"Célestine!" he exclaimed. "Célestine? The devil! It is a pretty name,—that I do not deny,—but too long, my child, much too long. I will call you Marie, if you are willing. That is a very nice name, too, and it is short. And besides, I have called all my chambermaids Marie. It is a habit which it would distress me to abandon. I would rather abandon the person."
They all have this queer mania of never calling you by your real name. I was not too much astonished, having already borne all the names of all the saints in the calendar. He persisted:
"So it will not displease you if I call you Marie? That is agreed, is it?"
"Why, certainly. Monsieur."
"A pretty girl; good character; very well, very well."
He had said all this to me in a sprightly and extremely respectful way, and without staring at me, without seeming to undress me with his eyes, after the fashion of men generally. Scarcely had he looked at me. From the moment that he entered the room, his eyes had remained obstinately fixed upon my shoes.

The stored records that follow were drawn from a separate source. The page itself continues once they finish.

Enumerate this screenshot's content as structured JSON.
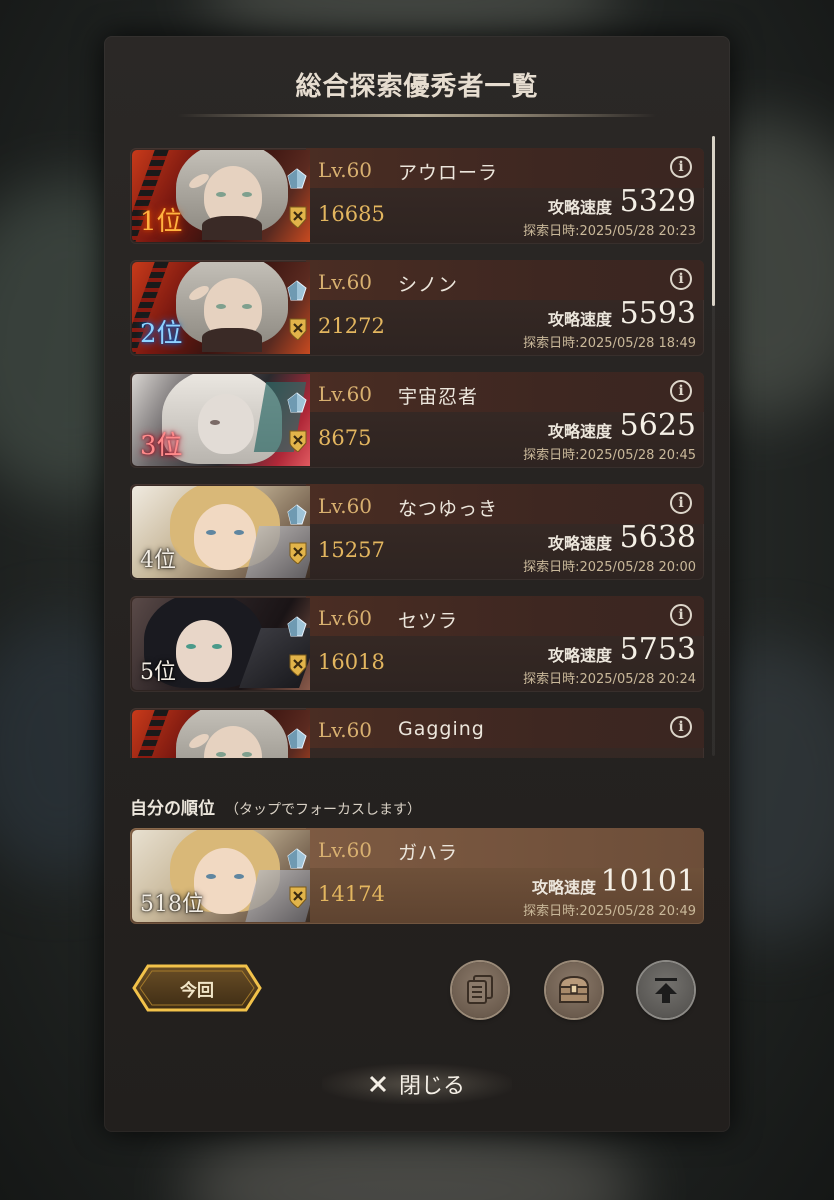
{
  "title": "総合探索優秀者一覧",
  "ranking": [
    {
      "rank": "1位",
      "rank_style": "gold",
      "level": "Lv.60",
      "name": "アウローラ",
      "power": "16685",
      "speed_label": "攻略速度",
      "speed": "5329",
      "date": "探索日時:2025/05/28 20:23",
      "portrait": "elf"
    },
    {
      "rank": "2位",
      "rank_style": "blue",
      "level": "Lv.60",
      "name": "シノン",
      "power": "21272",
      "speed_label": "攻略速度",
      "speed": "5593",
      "date": "探索日時:2025/05/28 18:49",
      "portrait": "elf"
    },
    {
      "rank": "3位",
      "rank_style": "red",
      "level": "Lv.60",
      "name": "宇宙忍者",
      "power": "8675",
      "speed_label": "攻略速度",
      "speed": "5625",
      "date": "探索日時:2025/05/28 20:45",
      "portrait": "white"
    },
    {
      "rank": "4位",
      "rank_style": "plain",
      "level": "Lv.60",
      "name": "なつゆっき",
      "power": "15257",
      "speed_label": "攻略速度",
      "speed": "5638",
      "date": "探索日時:2025/05/28 20:00",
      "portrait": "blonde"
    },
    {
      "rank": "5位",
      "rank_style": "plain",
      "level": "Lv.60",
      "name": "セツラ",
      "power": "16018",
      "speed_label": "攻略速度",
      "speed": "5753",
      "date": "探索日時:2025/05/28 20:24",
      "portrait": "dark"
    },
    {
      "rank": "",
      "rank_style": "plain",
      "level": "Lv.60",
      "name": "Gagging",
      "power": "",
      "speed_label": "",
      "speed": "",
      "date": "",
      "portrait": "elf"
    }
  ],
  "my_rank": {
    "label": "自分の順位",
    "hint": "（タップでフォーカスします）",
    "rank": "518位",
    "level": "Lv.60",
    "name": "ガハラ",
    "power": "14174",
    "speed_label": "攻略速度",
    "speed": "10101",
    "date": "探索日時:2025/05/28 20:49"
  },
  "buttons": {
    "current": "今回",
    "close": "閉じる"
  },
  "icons": {
    "info": "info-icon",
    "crystal": "crystal-icon",
    "shield": "shield-icon",
    "document": "document-icon",
    "chest": "treasure-chest-icon",
    "top": "scroll-to-top-icon",
    "close": "close-icon"
  },
  "colors": {
    "gold_rank": "#ffb340",
    "blue_rank": "#8fd2ff",
    "red_rank": "#ff8a8a",
    "level_text": "#d8b070",
    "power_text": "#e3b65f"
  }
}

"You have others?" he asked, after a short silence, during which it seemed to me that his eyes became strangely brilliant.
"Other names, Monsieur?"